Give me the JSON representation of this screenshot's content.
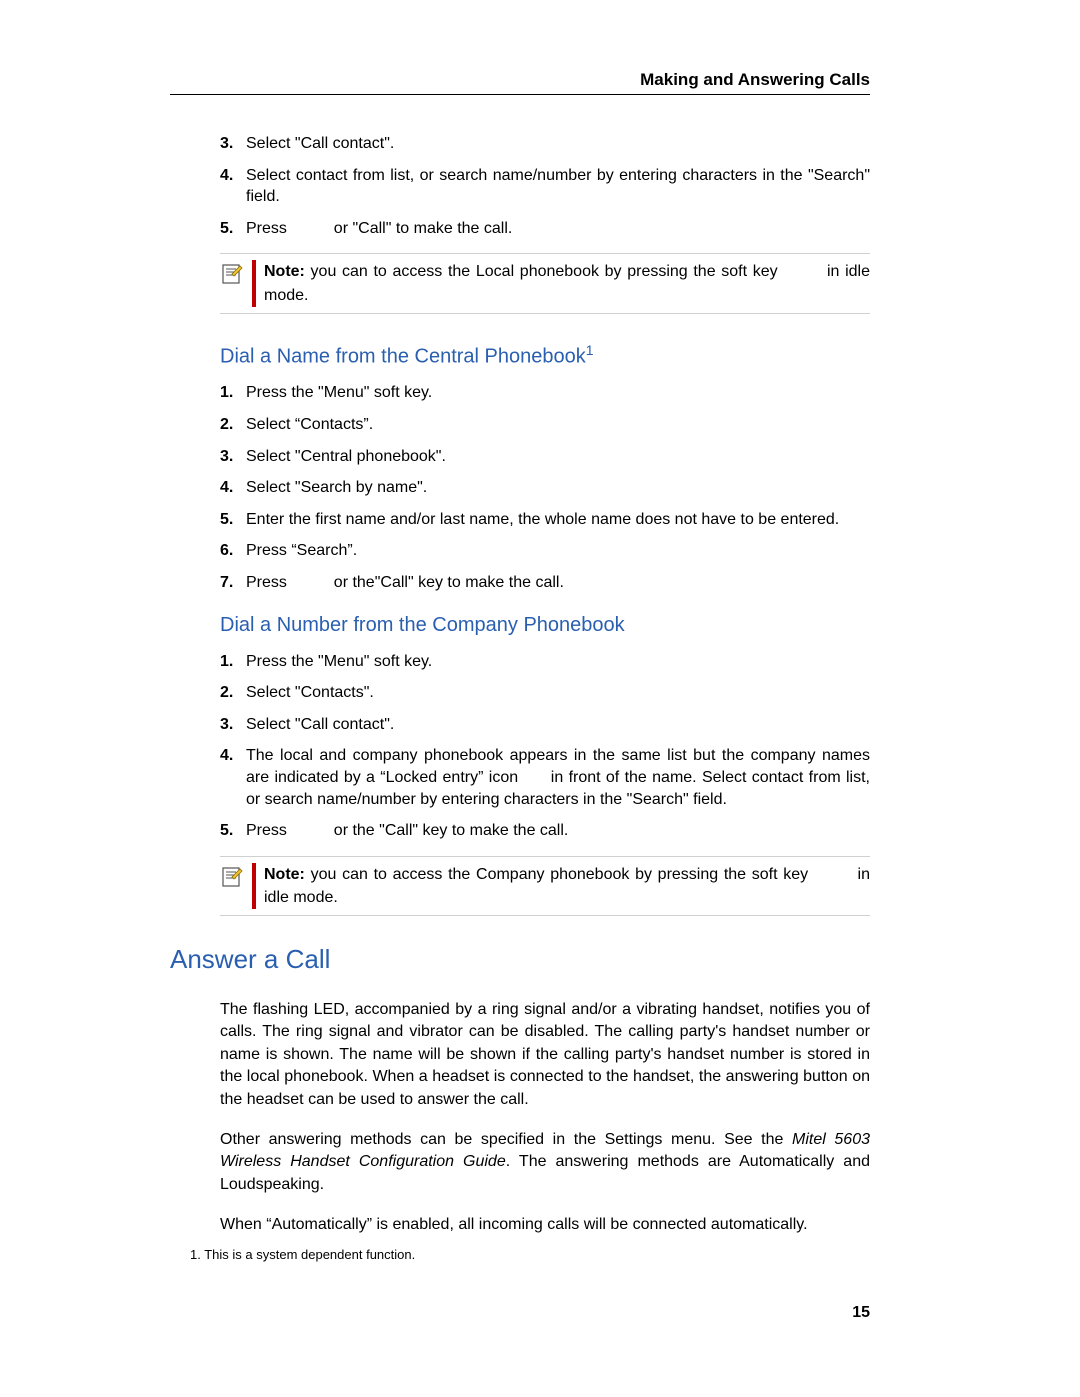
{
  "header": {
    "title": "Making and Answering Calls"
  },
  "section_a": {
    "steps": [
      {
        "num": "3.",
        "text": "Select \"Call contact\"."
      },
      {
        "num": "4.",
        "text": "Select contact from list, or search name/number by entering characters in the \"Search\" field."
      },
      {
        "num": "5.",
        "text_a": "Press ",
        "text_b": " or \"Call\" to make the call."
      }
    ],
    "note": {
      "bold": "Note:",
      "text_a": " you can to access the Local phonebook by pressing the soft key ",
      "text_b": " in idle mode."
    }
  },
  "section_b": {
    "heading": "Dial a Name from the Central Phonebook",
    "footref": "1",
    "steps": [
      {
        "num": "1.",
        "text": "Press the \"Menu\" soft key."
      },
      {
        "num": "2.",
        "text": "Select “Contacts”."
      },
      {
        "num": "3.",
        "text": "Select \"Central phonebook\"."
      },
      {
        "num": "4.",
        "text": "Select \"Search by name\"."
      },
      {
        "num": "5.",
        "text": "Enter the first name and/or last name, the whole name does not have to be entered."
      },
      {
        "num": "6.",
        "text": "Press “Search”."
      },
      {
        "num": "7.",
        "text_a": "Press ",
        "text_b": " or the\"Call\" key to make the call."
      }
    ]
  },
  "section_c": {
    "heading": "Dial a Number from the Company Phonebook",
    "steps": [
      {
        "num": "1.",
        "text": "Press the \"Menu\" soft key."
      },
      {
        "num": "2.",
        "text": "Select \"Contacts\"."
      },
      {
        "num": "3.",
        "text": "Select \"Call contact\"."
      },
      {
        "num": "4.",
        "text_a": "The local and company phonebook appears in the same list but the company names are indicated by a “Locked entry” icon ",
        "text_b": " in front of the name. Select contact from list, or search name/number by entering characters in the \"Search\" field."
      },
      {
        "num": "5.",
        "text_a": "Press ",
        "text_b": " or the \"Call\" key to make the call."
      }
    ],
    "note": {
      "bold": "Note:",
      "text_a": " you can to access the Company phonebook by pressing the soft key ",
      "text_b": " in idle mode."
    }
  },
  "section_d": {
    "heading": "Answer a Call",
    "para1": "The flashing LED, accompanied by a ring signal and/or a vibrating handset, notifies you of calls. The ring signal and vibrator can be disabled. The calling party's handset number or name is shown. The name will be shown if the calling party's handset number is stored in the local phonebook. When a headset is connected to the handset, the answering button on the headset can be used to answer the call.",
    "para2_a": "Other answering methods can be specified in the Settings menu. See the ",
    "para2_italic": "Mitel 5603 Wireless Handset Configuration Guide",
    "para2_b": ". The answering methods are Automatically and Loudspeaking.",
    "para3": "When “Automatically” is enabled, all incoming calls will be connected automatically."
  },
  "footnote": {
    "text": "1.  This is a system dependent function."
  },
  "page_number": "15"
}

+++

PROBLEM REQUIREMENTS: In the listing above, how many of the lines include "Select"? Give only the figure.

ANSWER AREA: 8